Paper 1 clarifications
There have been several clarifications given by the IB over the past year. Many have said that these clarifications are difficult to follow. I am organizing these clarifications below, based on the relevant aspects of the curriculum. These clarifications are from the assessment clarification (June 27, 2018), the FAQ document (June 2018) and clarifications sent to all workshop leaders (Sept 19, 2018). The most recent update is the updated version of the guide, released on December 16, 2019.
This page shows where we are with clarifications as of January 1, 2020. This page will continue to be updated as further clarifications are made available.
The following questions are often asked about Paper 1. We have received the clarifications below. For specifics about how questions are set, please see the " Assessment clarifications" page.
1. Are theories also considered" research?
This is a change in assessment practice. Research now means only "studies." Theory is considered part of Criterion B - knowledge and understanding which is assessed separately from "use of research."
2. May students use older research?
Teachers need to make a judgment call about the use of older studies. Studies such as Bartlett and Ebbinghaus may be seen as still valid. However, other studies may be considered too old to be of value. No further guidance is given on this. My own experience is that universities tend to have limits on the age of studies. Many would not accept research from the 19th century accept for historical context. I would recommend sticking to research from 1960 to the present.
3. How many studies are required?
With regard to how much research is necessary in an SAQ or ERQ, the response is still a bit unclear. All responses require research. Therefore, all SAQs will require a study. The clarification reads:
As Psychology is evidence-based, it is expected that students will use their knowledge of research to support their argument. There is no prescription as to which or how many pieces of research are appropriate for their response. As such it is important that the research selected is relevant, appropriate and useful in supporting the argument they are making. One piece of research that is clearly relevant, appropriate and used well is better than several pieces that repeat the same point over and over.
4. May students use animal research on Paper 1?
The official response is as follows:
Questions that specifically ask for one study related to human behaviour should focus on a human study in the student response.
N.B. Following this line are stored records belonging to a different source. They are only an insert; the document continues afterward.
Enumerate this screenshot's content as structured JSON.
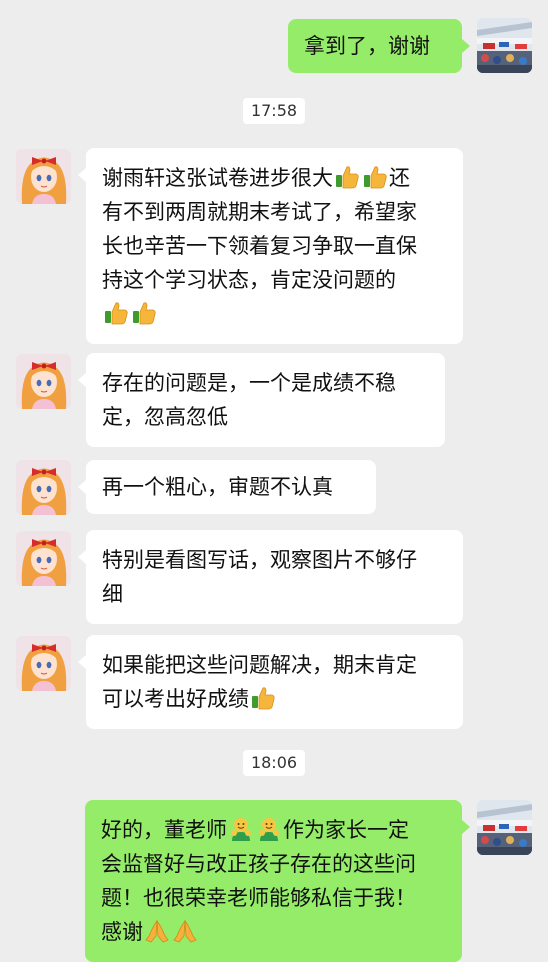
{
  "messages": {
    "m1": {
      "lines": [
        "拿到了，谢谢"
      ]
    },
    "time1": "17:58",
    "m2": {
      "lines": [
        "谢雨轩这张试卷进步很大",
        "还",
        "有不到两周就期末考试了，希望家",
        "长也辛苦一下领着复习争取一直保",
        "持这个学习状态，肯定没问题的"
      ]
    },
    "m3": {
      "lines": [
        "存在的问题是，一个是成绩不稳",
        "定，忽高忽低"
      ]
    },
    "m4": {
      "lines": [
        "再一个粗心，审题不认真"
      ]
    },
    "m5": {
      "lines": [
        "特别是看图写话，观察图片不够仔",
        "细"
      ]
    },
    "m6": {
      "lines": [
        "如果能把这些问题解决，期末肯定",
        "可以考出好成绩"
      ]
    },
    "time2": "18:06",
    "m7": {
      "lines": [
        "好的，董老师",
        "作为家长一定",
        "会监督好与改正孩子存在的这些问",
        "题！也很荣幸老师能够私信于我！",
        "感谢"
      ]
    }
  },
  "icons": {
    "thumbs_up": "thumbs-up-emoji",
    "hug": "hug-emoji",
    "pray": "pray-emoji",
    "teacher_avatar": "teacher-avatar-anime-girl",
    "parent_avatar": "parent-avatar-photo"
  },
  "colors": {
    "background": "#ededed",
    "incoming_bubble": "#ffffff",
    "outgoing_bubble": "#95ec69"
  }
}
Animal research may be used as supplementary support, but students must clearly and explicitly show how it is linked to human behaviour. If this link is not made relevant then the inclusion of the study cannot be awarded marks. Students who are unable to make this explicit link will not be able to achieve in the highest markband.
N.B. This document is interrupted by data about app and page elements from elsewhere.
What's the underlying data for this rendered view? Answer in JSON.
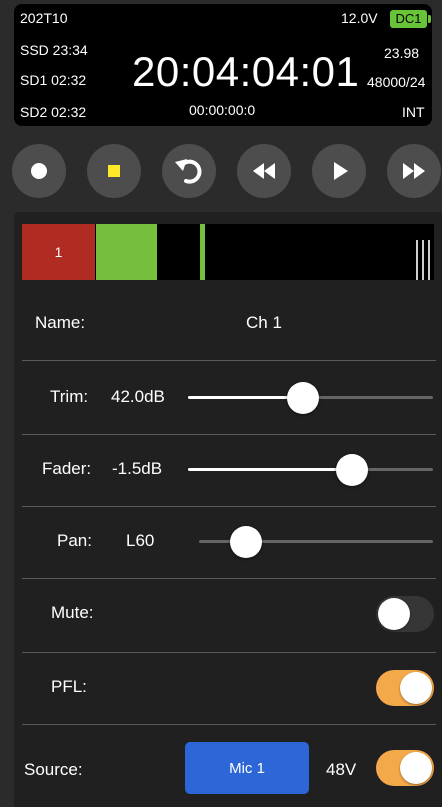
{
  "status": {
    "scene_take": "202T10",
    "voltage": "12.0V",
    "power_source": "DC1",
    "power_color": "#67c337",
    "ssd": "SSD 23:34",
    "sd1": "SD1 02:32",
    "sd2": "SD2 02:32",
    "timecode": "20:04:04:01",
    "frame_rate": "23.98",
    "sample_format": "48000/24",
    "user_bits": "00:00:00:0",
    "tc_mode": "INT"
  },
  "transport": {
    "record_icon": "record-icon",
    "stop_icon": "stop-icon",
    "stop_color": "#ffe82a",
    "undo_icon": "undo-icon",
    "rewind_icon": "rewind-icon",
    "play_icon": "play-icon",
    "fast_forward_icon": "fast-forward-icon"
  },
  "meter": {
    "channel_number": "1",
    "armed_color": "#b02c23",
    "level_color": "#76bf3d"
  },
  "channel": {
    "name_label": "Name:",
    "name_value": "Ch 1",
    "trim_label": "Trim:",
    "trim_value": "42.0dB",
    "trim_position": 0.47,
    "fader_label": "Fader:",
    "fader_value": "-1.5dB",
    "fader_position": 0.67,
    "pan_label": "Pan:",
    "pan_value": "L60",
    "pan_position": 0.2,
    "mute_label": "Mute:",
    "mute_on": false,
    "pfl_label": "PFL:",
    "pfl_on": true,
    "source_label": "Source:",
    "source_value": "Mic 1",
    "phantom_label": "48V",
    "phantom_on": true,
    "accent_color": "#f3a84a",
    "source_button_color": "#2d66d6"
  }
}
My takeaway from this is that for an essay, they could use animal research. For an SAQ, they should not.
The most recent clarification is with regard to how many examples must be taught. The answer is one or more. The requirement for teaching the course is one neurotransmitter, one hormone, one gene, one theory of evolution, etc.
You will also see in the guide that there has been a clarification that heuristics may be used as cognitive biases.
The most important clarification regards the use of "and". There are several places in the guide where "and" is used. The IB has sent a clarification that "and" may be "and/or" and the terms will not be separated on paper 1. (This is different on Paper 2). Examples of content that uses "and" is as follows:
Please note that the IB may use only the word "and" for these questions. So, it would be possible to ask about the effect of local and global influences, or they may ask it as "and/or" which would give students a choice. They will never, however, ask a question on research methods in the study of pheromones. The question would have to be "Discuss research methods in the study of hormones and/or pheromones."
The drop-down menus
Another significant clarification regards the addition of words that may be used in the setting of a question. These terms may be used to set SAQs only, not essay questions. A summary of these terms is listed below.
Sample exam questions for paper 1, section A
Outline how neural networks are formed, with reference to one study. [9 marks]
Describe one research study related to schema theory. [9 marks]
As was stated in the Assessment clarification page, when asked about research methods, students should write about experiments, observations, correlations, interviews, or case studies. The clarification reads: Twin, adoption, and longitudinal studies are examples of research designs. Meta-analyses are a quantitative statistical analysis of several similar experiments or studies for which the pooled data is tested for statistical significance. To clarify further, twin, adoption, longitudinal studies and meta-analyses are not considered research methods and will not be accepted on IB exams as valid responses. This also applies to Paper 2.
When studying the brain, fMRI, MRI, EEG, CAT, PET are the most frequent techniques used to study the brain; however, they are not research methods.
How many examples to teach?
The following clarification was made by the IB:
If, under a content heading, students are instructed to study one or more of an optional list, questions will be general in nature (i.e., not formulated using the named options). For example, the list of cultural dimensions associated with the topic-cultural origins of behaviour and cognition, within the sociocultural approach.
This means that they may not ask a specific cultural dimension or cognitive bias on the exam. Where the guide says "one or more," one is enough.
How will the extension questions be asked?
The extension questions may be asked in combination with the topics. This means that they may students to Discuss the ethical considerations in animal research on the brain and behaviour. They may also be asked as a stand-alone question which would allow students to use any content in the unit to address the question.